Because of being an important force in the settling of the frontier, many states granted them more rights. In Wyoming women were granted the vote in the new states's constitution.
Tenant farms
Overproduction led to lower prices for crops, leading to a lower income for farmers. Homeless farmers became tenant farmers who worked land owned by others. By 1800, one-fourth of all farms were rented by tenants, and number continued to grow.
National Grange
Many farmers blamed businesspeople—wholesalers, brokers, grain buyers, and especially railroad owners—for making money at their expense. As economic conditions worsened, farmers began to follow the example of other workers. They formed associations to protect and help their interests. One such organization was founded by Oliver Hudson Kelley, who toured the South in 1866 for the U.S. Department of Agriculture. Kelley saw firsthand how the country's farmers suffered. Afterward, Kelley and several government clerks formed the National Grange of the Patrons of Husbandry in 1867. The National Grange was a social and educational organization for farmers. (Grange is an old word for granary.) Local chapters were quickly founded, and membership grew rapidly.
The Grange campaigned for political candidates who supported farmers' goals. The organization also called for laws that regulated rates charged by railroads.
Supreme Court rulings having to do with regulations
The U.S. Supreme Court ruled in 1877 that the government could regulate railroads because they affected the public interest. In 1886, the Court said that the federal government could only regulate companies doing business across state lines. Rate regulation for railroad lines within states fell to the state governments.
In February 1887 Congress passed the Interstate Commerce Act, providing national regulations over trade between states and creating the Interstate Commerce Commission to ensure fair railroad rates. However, the commission lacked power to enforce its regulations.
Free Silver Movememt
Since 1873 the United States had been on the gold standard, meaning that all paper money had to be backed by gold in the treasury. As a result, the money supply grow more slowly than the nation's population and led to deflation. One solution was to allow the unlimited coining of silver and to back paper currency with silver. This was the position of those in the Free Silver movement.
Sherman Silver Purchase Act
(1888) The act increased the amount of silver purchased for coinage. However, this did not help farmers as much as they had hoped.
Panic of 1893
During the Panic of 1893, the U.S. economy experienced a crisis that some critics blamed on the shortage of gold. The failure of several major railroad companies also contributed to the economic problems.

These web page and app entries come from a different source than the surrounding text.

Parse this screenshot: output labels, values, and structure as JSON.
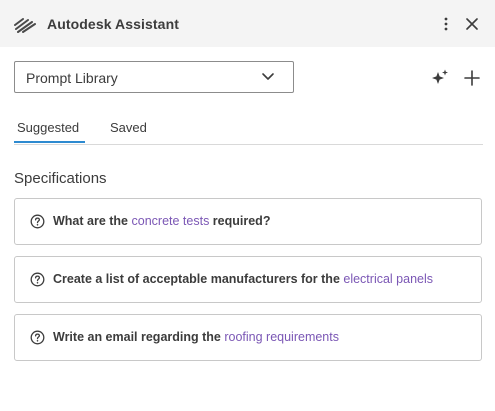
{
  "app": {
    "title": "Autodesk Assistant",
    "logo_icon": "autodesk-stripes-logo",
    "more_icon": "vertical-ellipsis-icon",
    "close_icon": "close-icon"
  },
  "library": {
    "selected": "Prompt Library",
    "chevron_icon": "chevron-down-icon",
    "sparkle_icon": "sparkle-icon",
    "add_icon": "plus-icon"
  },
  "tabs": [
    {
      "label": "Suggested",
      "active": true
    },
    {
      "label": "Saved",
      "active": false
    }
  ],
  "section": {
    "title": "Specifications"
  },
  "prompts": [
    {
      "before": "What are the ",
      "highlight": "concrete tests",
      "after": " required?"
    },
    {
      "before": "Create a list of acceptable manufacturers for the ",
      "highlight": "electrical panels",
      "after": ""
    },
    {
      "before": "Write an email regarding the ",
      "highlight": "roofing requirements",
      "after": ""
    }
  ],
  "colors": {
    "accent_tab": "#2d8ad0",
    "highlight": "#7b57b5",
    "header_bg": "#f4f4f4"
  }
}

The Panic of 1893 led more people to back the Populist call for economic reform. In 1896 the Republicans nominated William McKinley for president. McKinley was firmly against free coinage of silver. The Democrats nominated William Jennings Bryan, who favored free coinage.
Election of 1896
The Populists had to decide between running their own candidate, and thus splitting the silver vote, or supporting Bryan. They decided to support Bryan. The Republicans had a well-financed campaign, and they won the election. McKinley's victory in 1896 marked the end of both the Populist Party and the Farmers' Alliances.
Mckinley Views
1. Woman's equal rights
2. Less immigrants
3. Panama canal
When investors, over a course of a week, when realizing stocks will go down, so they are selling, selling, selling, then panic.